WHAT THE TASK ASKS: The answer must be a single number: the count of lines in these records that hold "JSON".

** Opening RECORDED DATA block **

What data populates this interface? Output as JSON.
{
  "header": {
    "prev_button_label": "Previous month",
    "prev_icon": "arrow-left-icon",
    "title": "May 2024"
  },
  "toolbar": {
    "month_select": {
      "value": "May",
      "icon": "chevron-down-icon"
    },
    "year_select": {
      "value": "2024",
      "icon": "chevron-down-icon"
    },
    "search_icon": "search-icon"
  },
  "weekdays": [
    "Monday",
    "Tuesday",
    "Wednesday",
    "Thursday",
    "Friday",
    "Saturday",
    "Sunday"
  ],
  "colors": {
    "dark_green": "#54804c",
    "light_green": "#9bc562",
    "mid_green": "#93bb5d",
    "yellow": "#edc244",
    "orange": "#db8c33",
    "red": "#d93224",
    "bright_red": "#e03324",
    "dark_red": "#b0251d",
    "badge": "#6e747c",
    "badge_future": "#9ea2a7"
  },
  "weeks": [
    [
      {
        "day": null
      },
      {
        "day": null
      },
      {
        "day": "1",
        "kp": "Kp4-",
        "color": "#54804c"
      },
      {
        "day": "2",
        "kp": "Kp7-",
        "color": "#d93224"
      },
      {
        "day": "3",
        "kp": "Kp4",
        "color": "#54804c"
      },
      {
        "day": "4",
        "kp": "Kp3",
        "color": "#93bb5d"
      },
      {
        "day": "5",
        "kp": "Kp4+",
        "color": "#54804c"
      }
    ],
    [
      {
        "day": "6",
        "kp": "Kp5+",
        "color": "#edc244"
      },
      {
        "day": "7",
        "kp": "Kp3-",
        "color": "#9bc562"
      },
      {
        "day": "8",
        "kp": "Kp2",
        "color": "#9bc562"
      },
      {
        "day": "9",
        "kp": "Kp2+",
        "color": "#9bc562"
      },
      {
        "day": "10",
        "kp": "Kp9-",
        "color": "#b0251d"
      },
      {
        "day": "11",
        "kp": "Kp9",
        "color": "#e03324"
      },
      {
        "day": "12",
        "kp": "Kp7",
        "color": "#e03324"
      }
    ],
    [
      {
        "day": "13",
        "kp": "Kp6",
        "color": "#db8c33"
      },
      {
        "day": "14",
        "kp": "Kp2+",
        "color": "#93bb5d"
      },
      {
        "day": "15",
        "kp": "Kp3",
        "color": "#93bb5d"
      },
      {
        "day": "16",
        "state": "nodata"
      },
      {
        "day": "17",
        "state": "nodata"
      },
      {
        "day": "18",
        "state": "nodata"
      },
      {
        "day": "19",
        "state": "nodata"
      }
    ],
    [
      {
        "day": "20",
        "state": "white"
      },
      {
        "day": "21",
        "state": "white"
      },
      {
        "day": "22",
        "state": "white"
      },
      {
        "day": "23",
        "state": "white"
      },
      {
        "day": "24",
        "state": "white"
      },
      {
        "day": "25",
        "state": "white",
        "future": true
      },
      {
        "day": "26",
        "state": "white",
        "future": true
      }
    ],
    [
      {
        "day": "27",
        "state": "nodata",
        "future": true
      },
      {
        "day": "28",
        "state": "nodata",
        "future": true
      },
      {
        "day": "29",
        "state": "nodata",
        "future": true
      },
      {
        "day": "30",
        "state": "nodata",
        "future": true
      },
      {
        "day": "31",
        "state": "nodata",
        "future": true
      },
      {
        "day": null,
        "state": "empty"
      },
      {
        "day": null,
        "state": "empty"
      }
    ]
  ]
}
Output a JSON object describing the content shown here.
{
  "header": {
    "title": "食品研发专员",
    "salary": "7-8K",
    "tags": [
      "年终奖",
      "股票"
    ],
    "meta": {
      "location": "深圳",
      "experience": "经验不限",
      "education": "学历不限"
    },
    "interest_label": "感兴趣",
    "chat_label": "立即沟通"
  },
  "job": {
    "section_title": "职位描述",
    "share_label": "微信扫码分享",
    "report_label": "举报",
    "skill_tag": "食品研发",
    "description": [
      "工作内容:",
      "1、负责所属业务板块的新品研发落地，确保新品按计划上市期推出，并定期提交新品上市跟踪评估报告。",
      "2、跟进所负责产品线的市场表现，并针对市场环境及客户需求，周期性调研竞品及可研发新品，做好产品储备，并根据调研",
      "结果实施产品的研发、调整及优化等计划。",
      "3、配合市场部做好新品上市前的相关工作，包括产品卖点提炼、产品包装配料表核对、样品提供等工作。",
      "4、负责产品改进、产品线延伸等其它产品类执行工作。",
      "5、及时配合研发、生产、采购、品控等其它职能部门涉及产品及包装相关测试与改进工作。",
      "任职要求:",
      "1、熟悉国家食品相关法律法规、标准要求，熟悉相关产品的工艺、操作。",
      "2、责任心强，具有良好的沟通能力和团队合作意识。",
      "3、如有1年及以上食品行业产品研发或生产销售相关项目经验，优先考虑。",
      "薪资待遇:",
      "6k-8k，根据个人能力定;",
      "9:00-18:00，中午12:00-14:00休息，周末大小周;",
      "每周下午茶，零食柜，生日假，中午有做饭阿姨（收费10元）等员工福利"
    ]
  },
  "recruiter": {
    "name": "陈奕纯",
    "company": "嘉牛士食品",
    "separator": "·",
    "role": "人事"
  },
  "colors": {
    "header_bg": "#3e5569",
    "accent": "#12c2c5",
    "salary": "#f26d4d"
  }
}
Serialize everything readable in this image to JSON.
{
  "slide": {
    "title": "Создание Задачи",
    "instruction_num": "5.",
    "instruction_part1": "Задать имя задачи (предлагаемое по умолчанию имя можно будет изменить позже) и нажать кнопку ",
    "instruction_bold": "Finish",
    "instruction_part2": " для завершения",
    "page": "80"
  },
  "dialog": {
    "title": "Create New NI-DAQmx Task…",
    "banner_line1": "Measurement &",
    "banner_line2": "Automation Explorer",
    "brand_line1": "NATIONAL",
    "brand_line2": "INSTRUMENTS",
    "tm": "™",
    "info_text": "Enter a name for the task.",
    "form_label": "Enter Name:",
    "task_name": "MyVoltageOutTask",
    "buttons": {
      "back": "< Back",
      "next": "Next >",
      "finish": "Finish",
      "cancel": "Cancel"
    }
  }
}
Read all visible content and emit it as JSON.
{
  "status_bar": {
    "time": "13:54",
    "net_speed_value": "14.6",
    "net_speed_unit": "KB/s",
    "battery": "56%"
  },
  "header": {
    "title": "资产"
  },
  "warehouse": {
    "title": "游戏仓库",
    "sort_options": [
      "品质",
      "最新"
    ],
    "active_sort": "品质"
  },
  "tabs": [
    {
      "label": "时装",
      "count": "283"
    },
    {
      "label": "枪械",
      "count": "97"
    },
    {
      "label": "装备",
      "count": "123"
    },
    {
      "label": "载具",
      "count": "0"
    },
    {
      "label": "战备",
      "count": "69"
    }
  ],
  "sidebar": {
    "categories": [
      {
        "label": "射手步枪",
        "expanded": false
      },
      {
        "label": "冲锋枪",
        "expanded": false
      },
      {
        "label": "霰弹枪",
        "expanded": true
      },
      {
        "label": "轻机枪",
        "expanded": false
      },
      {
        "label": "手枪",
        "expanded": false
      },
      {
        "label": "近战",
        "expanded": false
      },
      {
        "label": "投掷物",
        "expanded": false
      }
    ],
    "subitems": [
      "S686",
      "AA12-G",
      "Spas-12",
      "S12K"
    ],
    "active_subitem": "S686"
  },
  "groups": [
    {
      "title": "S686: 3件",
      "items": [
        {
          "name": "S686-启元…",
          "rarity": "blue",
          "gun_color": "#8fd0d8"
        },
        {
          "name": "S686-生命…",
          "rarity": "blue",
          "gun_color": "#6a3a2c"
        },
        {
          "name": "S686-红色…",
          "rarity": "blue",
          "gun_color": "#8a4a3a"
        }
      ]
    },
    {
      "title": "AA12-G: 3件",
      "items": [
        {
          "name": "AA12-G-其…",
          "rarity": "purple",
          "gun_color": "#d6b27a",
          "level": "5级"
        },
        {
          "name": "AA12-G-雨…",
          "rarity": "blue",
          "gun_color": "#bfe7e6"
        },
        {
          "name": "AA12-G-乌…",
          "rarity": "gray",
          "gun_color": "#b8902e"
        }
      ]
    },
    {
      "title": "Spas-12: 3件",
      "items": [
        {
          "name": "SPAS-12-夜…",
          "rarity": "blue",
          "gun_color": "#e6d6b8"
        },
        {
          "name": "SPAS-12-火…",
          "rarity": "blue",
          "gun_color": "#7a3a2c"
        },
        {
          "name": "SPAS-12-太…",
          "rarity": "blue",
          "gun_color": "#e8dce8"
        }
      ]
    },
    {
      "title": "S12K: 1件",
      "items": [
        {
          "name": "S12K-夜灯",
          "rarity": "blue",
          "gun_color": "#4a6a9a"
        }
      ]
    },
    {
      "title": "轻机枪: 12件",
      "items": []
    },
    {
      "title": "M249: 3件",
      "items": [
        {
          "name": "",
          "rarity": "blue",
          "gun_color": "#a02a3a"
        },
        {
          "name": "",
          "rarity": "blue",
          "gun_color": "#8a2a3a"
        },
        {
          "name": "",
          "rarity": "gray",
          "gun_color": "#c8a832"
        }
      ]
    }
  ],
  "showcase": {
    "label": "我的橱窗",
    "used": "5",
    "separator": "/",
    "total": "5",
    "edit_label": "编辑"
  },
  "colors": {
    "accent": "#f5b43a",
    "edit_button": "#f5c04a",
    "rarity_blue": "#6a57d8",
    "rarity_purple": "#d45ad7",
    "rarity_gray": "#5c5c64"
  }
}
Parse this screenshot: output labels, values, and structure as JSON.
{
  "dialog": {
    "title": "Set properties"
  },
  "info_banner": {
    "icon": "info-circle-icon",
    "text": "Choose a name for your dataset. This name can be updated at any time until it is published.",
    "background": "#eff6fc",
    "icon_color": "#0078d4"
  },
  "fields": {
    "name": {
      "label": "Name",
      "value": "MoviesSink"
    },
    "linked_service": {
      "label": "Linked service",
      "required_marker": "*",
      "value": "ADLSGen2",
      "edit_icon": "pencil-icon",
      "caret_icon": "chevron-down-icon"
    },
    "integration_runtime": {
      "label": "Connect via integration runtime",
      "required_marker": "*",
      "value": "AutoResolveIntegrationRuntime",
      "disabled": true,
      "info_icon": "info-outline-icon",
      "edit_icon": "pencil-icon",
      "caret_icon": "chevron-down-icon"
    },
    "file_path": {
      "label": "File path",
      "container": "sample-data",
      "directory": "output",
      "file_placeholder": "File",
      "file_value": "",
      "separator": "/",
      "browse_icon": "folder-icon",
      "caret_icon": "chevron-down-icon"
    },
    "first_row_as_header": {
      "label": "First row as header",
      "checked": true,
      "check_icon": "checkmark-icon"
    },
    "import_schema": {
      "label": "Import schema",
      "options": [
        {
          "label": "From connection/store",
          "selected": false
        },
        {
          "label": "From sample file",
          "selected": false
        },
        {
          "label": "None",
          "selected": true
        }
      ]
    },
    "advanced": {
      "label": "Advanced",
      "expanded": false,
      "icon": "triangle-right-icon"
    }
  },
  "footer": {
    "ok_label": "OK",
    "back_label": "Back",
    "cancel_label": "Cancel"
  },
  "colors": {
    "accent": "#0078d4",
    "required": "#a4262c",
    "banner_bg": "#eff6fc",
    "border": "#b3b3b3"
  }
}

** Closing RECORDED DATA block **

SOLUTION TO THIS TASK: 5